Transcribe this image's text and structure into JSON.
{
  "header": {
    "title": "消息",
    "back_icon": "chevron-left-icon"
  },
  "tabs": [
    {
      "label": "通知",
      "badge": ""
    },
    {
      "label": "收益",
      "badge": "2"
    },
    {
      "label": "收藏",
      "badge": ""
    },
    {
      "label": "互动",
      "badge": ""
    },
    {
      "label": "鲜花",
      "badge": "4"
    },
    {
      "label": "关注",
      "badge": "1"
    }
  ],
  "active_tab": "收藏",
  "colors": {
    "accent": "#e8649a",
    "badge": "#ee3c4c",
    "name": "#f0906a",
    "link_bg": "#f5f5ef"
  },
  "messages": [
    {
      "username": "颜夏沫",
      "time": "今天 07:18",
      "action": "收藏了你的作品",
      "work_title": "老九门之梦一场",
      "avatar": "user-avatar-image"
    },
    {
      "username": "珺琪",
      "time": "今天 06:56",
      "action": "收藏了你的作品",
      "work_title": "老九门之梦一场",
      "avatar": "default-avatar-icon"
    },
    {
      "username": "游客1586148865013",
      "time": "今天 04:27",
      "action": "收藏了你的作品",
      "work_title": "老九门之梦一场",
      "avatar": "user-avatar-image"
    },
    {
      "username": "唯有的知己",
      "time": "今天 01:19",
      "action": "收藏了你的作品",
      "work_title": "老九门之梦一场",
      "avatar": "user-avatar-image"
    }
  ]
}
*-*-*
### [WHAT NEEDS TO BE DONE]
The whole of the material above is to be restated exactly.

### [ANSWER TO THIS PROBLEM]
Transcribe this image's text and structure into JSON.
{
  "header": {
    "title": "消息",
    "back_icon": "chevron-left-icon"
  },
  "tabs": [
    {
      "label": "通知",
      "badge": ""
    },
    {
      "label": "收益",
      "badge": "2"
    },
    {
      "label": "收藏",
      "badge": ""
    },
    {
      "label": "互动",
      "badge": ""
    },
    {
      "label": "鲜花",
      "badge": "4"
    },
    {
      "label": "关注",
      "badge": "1"
    }
  ],
  "active_tab": "收藏",
  "colors": {
    "accent": "#e8649a",
    "badge": "#ee3c4c",
    "name": "#f0906a",
    "link_bg": "#f5f5ef"
  },
  "messages": [
    {
      "username": "颜夏沫",
      "time": "今天 07:18",
      "action": "收藏了你的作品",
      "work_title": "老九门之梦一场",
      "avatar": "user-avatar-image"
    },
    {
      "username": "珺琪",
      "time": "今天 06:56",
      "action": "收藏了你的作品",
      "work_title": "老九门之梦一场",
      "avatar": "default-avatar-icon"
    },
    {
      "username": "游客1586148865013",
      "time": "今天 04:27",
      "action": "收藏了你的作品",
      "work_title": "老九门之梦一场",
      "avatar": "user-avatar-image"
    },
    {
      "username": "唯有的知己",
      "time": "今天 01:19",
      "action": "收藏了你的作品",
      "work_title": "老九门之梦一场",
      "avatar": "user-avatar-image"
    }
  ]
}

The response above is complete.